    "A candidate that's willing to shift to the middle as much as Hillary Clinton has proven she's willing to is probably tougher in a general election," Katie Packer, a veteran GOP operative who worked on Romney's 2012 campaign, said on CNN's "The Lead" with Jake Tapper last week.

    Down-ballot impact?

    It's not just the presidency at stake: Democrats are hoping to pick up enough seats to retake control of the Senate in November, and narrow the GOP advantage in the House, as well.
    The number two House Democrat said he is concerned about Sanders' impact on candidates down ballot in 2016, complaining that Sanders lacks broad-based appeal.
    "He calls himself a Socialist," said House Minority Whip Steny Hoyer of Maryland, who backs Clinton. "I don't think that's a good title to be running for president of the United States. I don't think that resonates well."
    Sen. Claire McCaskill, D-Missouri, a Clinton supporter, agreed.
    "I think the Republicans would be very excited," McCaskill told CNN. "They're obviously helping him in every way they can. It tells everybody what they need to know."
    Sanders has pushed a major expansion of Medicare to cover all Americans as part of his platform, which he acknowledges would require tax increases. But Hoyer said the chances that Congress would approve such a plan are "very, very small."
    The same concerns are showing up on the campaign trail.
    This week in Iowa, Jane Nettleton went to see Sanders at a campaign stop in Fort Dodge. She said she believes in many of his ideas, but is alarmed at how Republicans would define him.
    "Those same Republicans that have been bashing Obama are just going to utter the word 'communist' instead of 'socialist' and that's going to scare a lot of people," Nettleton, who plans to caucus for Clinton, told CNN. "I think it would be political suicide, frankly."
    Stephanie Schulz, a 20-year-old University of Iowa student who supports Clinton, said she worries about what her Republican friends say about him.
    "They say they don't like Bernie Sanders because of his socialist policies," she said. "I feel like that kind of scares people."
    Olivia Miller, a 20-year-old University of Iowa sophomore who is leaning toward supporting Clinton, called Sanders "overhyped a little bit because I think that some of the issues he has been talking about are too socialist."
    Among Sanders loyalists, though, the "socialist" tag is much ado about nothing.
    "I'm not afraid of the word socialism.

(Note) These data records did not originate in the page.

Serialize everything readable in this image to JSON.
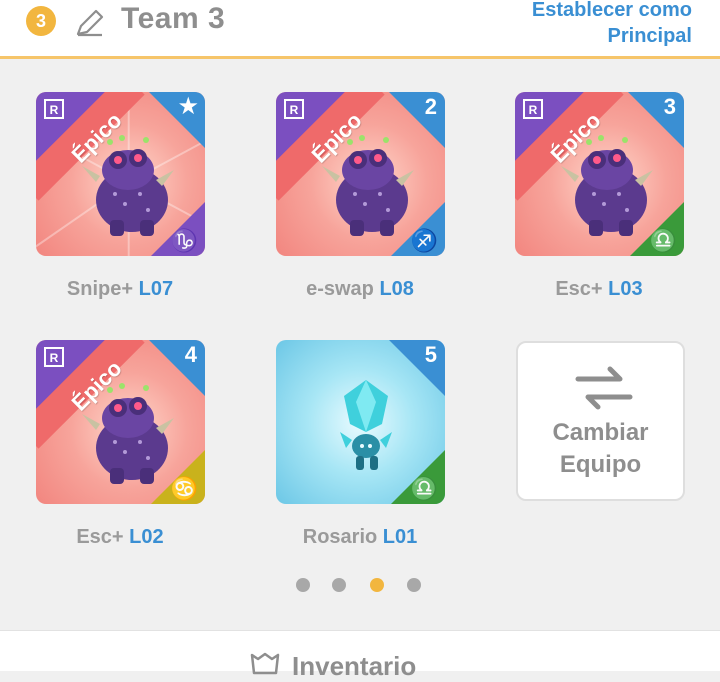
{
  "header": {
    "team_number": "3",
    "team_name": "Team 3",
    "set_main_line1": "Establecer como",
    "set_main_line2": "Principal"
  },
  "monsters": [
    {
      "rarity": "Épico",
      "rarity_letter": "R",
      "slot": "★",
      "zodiac": "♑",
      "zodiac_color": "#7b4fc0",
      "name": "Snipe+",
      "level": "L07"
    },
    {
      "rarity": "Épico",
      "rarity_letter": "R",
      "slot": "2",
      "zodiac": "♐",
      "zodiac_color": "#3a8fd3",
      "name": "e-swap",
      "level": "L08"
    },
    {
      "rarity": "Épico",
      "rarity_letter": "R",
      "slot": "3",
      "zodiac": "♎",
      "zodiac_color": "#3a9a3a",
      "name": "Esc+",
      "level": "L03"
    },
    {
      "rarity": "Épico",
      "rarity_letter": "R",
      "slot": "4",
      "zodiac": "♋",
      "zodiac_color": "#c9b21c",
      "name": "Esc+",
      "level": "L02"
    },
    {
      "rarity": "",
      "rarity_letter": "",
      "slot": "5",
      "zodiac": "♎",
      "zodiac_color": "#3a9a3a",
      "name": "Rosario",
      "level": "L01"
    }
  ],
  "switch_team": {
    "line1": "Cambiar",
    "line2": "Equipo"
  },
  "pagination": {
    "total": 4,
    "active_index": 2
  },
  "bottom": {
    "inventory_label": "Inventario"
  },
  "colors": {
    "accent_blue": "#3a8fd3",
    "accent_orange": "#f2b63f",
    "epic_purple": "#7b4fc0",
    "epic_red": "#ef6a6a"
  }
}
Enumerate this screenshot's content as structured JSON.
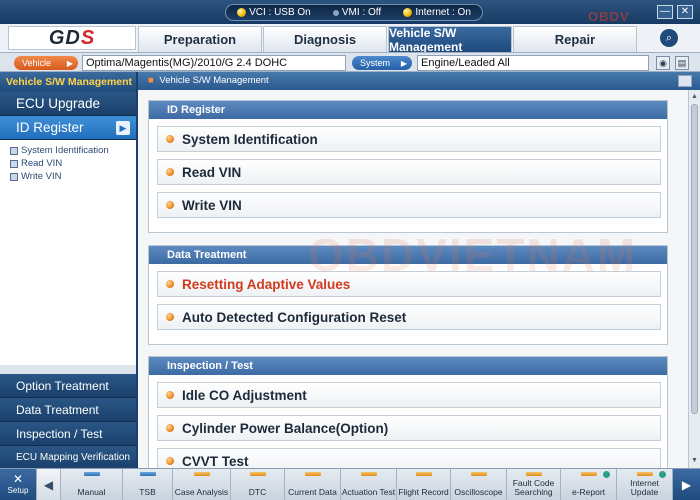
{
  "status": {
    "vci": "VCI : USB On",
    "vmi": "VMI : Off",
    "internet": "Internet : On"
  },
  "brand_watermark": "OBDV",
  "logo": {
    "main": "GD",
    "accent": "S"
  },
  "window_controls": [
    "—",
    "✕"
  ],
  "tabs": [
    {
      "label": "Preparation",
      "active": false
    },
    {
      "label": "Diagnosis",
      "active": false
    },
    {
      "label": "Vehicle S/W Management",
      "active": true
    },
    {
      "label": "Repair",
      "active": false
    }
  ],
  "vehicle_bar": {
    "vehicle_label": "Vehicle",
    "vehicle_value": "Optima/Magentis(MG)/2010/G 2.4 DOHC",
    "system_label": "System",
    "system_value": "Engine/Leaded All"
  },
  "sidebar": {
    "heading": "Vehicle S/W Management",
    "items": [
      {
        "label": "ECU Upgrade"
      },
      {
        "label": "ID Register"
      }
    ],
    "subitems": [
      {
        "label": "System Identification"
      },
      {
        "label": "Read VIN"
      },
      {
        "label": "Write VIN"
      }
    ],
    "bottom_items": [
      {
        "label": "Option Treatment"
      },
      {
        "label": "Data Treatment"
      },
      {
        "label": "Inspection / Test"
      },
      {
        "label": "ECU Mapping Verification"
      }
    ]
  },
  "breadcrumb": "Vehicle S/W Management",
  "sections": [
    {
      "title": "ID Register",
      "rows": [
        "System Identification",
        "Read VIN",
        "Write VIN"
      ]
    },
    {
      "title": "Data Treatment",
      "rows": [
        "Resetting Adaptive Values",
        "Auto Detected Configuration Reset"
      ]
    },
    {
      "title": "Inspection / Test",
      "rows": [
        "Idle CO Adjustment",
        "Cylinder Power Balance(Option)",
        "CVVT Test"
      ]
    }
  ],
  "content_watermark": "OBDVIETNAM",
  "toolbar": {
    "setup": "Setup",
    "tools": [
      {
        "label": "Manual"
      },
      {
        "label": "TSB"
      },
      {
        "label": "Case Analysis"
      },
      {
        "label": "DTC"
      },
      {
        "label": "Current Data"
      },
      {
        "label": "Actuation Test"
      },
      {
        "label": "Flight Record"
      },
      {
        "label": "Oscilloscope"
      },
      {
        "label": "Fault Code Searching"
      },
      {
        "label": "e-Report"
      },
      {
        "label": "Internet Update"
      }
    ]
  },
  "colors": {
    "accent_blue": "#1e4a7c",
    "highlight_red": "#d23a1e",
    "status_amber": "#f0b400"
  }
}
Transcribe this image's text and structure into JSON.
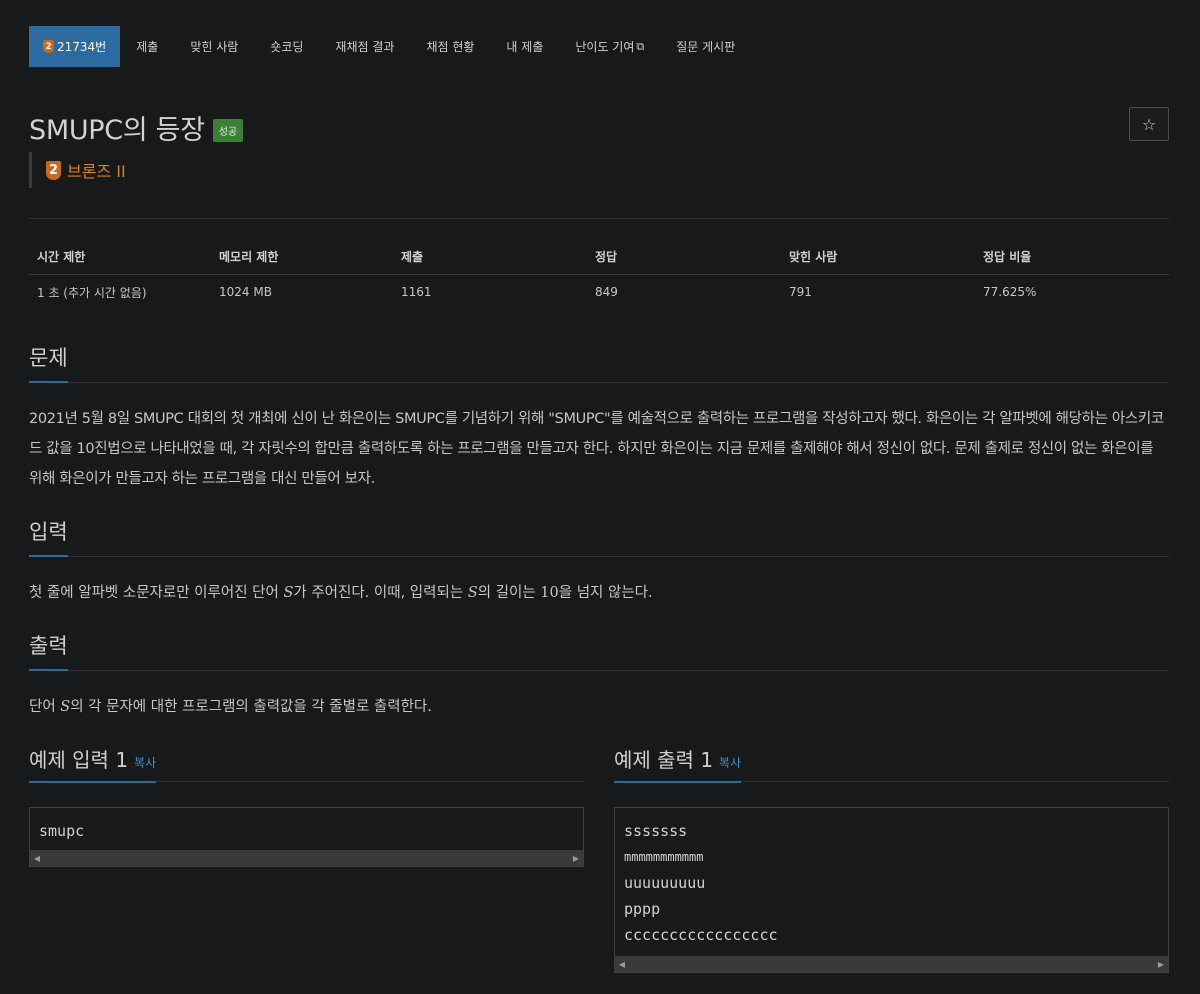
{
  "nav": {
    "problem_id": "21734번",
    "tier_badge": "2",
    "items": [
      "제출",
      "맞힌 사람",
      "숏코딩",
      "재채점 결과",
      "채점 현황",
      "내 제출",
      "난이도 기여",
      "질문 게시판"
    ]
  },
  "problem": {
    "title": "SMUPC의 등장",
    "status_label": "성공",
    "star": "☆",
    "tier_num": "2",
    "tier_name": "브론즈 II"
  },
  "info": {
    "headers": [
      "시간 제한",
      "메모리 제한",
      "제출",
      "정답",
      "맞힌 사람",
      "정답 비율"
    ],
    "values": [
      "1 초 (추가 시간 없음)",
      "1024 MB",
      "1161",
      "849",
      "791",
      "77.625%"
    ]
  },
  "sections": {
    "problem_title": "문제",
    "problem_text": "2021년 5월 8일 SMUPC 대회의 첫 개최에 신이 난 화은이는 SMUPC를 기념하기 위해 \"SMUPC\"를 예술적으로 출력하는 프로그램을 작성하고자 했다. 화은이는 각 알파벳에 해당하는 아스키코드 값을 10진법으로 나타내었을 때, 각 자릿수의 합만큼 출력하도록 하는 프로그램을 만들고자 한다. 하지만 화은이는 지금 문제를 출제해야 해서 정신이 없다. 문제 출제로 정신이 없는 화은이를 위해 화은이가 만들고자 하는 프로그램을 대신 만들어 보자.",
    "input_title": "입력",
    "input_text": {
      "part1": "첫 줄에 알파벳 소문자로만 이루어진 단어 ",
      "var1": "S",
      "part2": "가 주어진다. 이때, 입력되는 ",
      "var2": "S",
      "part3": "의 길이는 ",
      "num": "10",
      "part4": "을 넘지 않는다."
    },
    "output_title": "출력",
    "output_text": {
      "part1": "단어 ",
      "var1": "S",
      "part2": "의 각 문자에 대한 프로그램의 출력값을 각 줄별로 출력한다."
    }
  },
  "samples": {
    "input_title": "예제 입력 1",
    "output_title": "예제 출력 1",
    "copy_label": "복사",
    "input_lines": [
      "smupc"
    ],
    "output_lines": [
      "sssssss",
      "mmmmmmmmmmm",
      "uuuuuuuuu",
      "pppp",
      "ccccccccccccccccc"
    ]
  },
  "colors": {
    "background": "#18191b",
    "accent": "#2d6aa0",
    "success": "#3c8038",
    "tier_bronze": "#c86a1d",
    "link": "#3d8fd6"
  },
  "icons": {
    "nav_tier": "bronze-tier-badge-icon",
    "external": "external-link-icon",
    "star": "star-icon"
  }
}
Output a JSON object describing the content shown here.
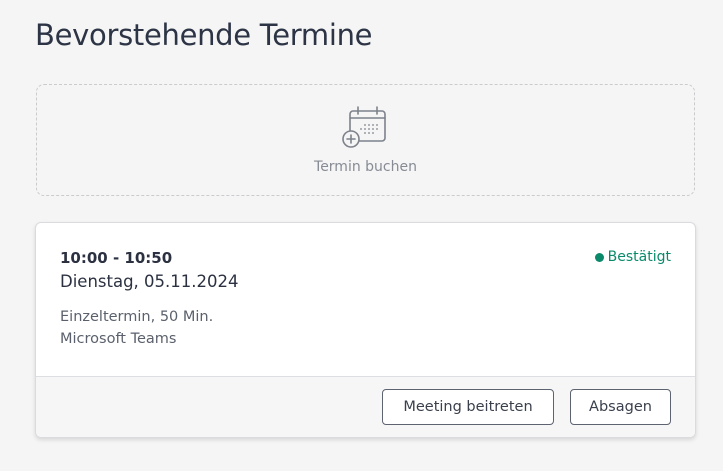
{
  "page": {
    "title": "Bevorstehende Termine"
  },
  "booking": {
    "label": "Termin buchen",
    "icon": "calendar-add-icon"
  },
  "appointment": {
    "time": "10:00 - 10:50",
    "date": "Dienstag, 05.11.2024",
    "type": "Einzeltermin, 50 Min.",
    "location": "Microsoft Teams",
    "status": "Bestätigt",
    "status_color": "#0a8a6b",
    "actions": {
      "join_label": "Meeting beitreten",
      "cancel_label": "Absagen"
    }
  }
}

I know what it means. It's not communism," said Susan Stanbury, 72, a retired town manager from Peterborough, New Hampshire. "I believe that government has a role in taking care of its citizens."
    James Bragg, who was selling Sanders gear outside his campaign stop in Wolfeboro, New Hampshire, said the old notion of "communist behind a corner" is dying -- and won't concern Sanders' younger supporters at all.
    The socialist label, the 61-year-old Bragg said, is just "what the old people are afraid of."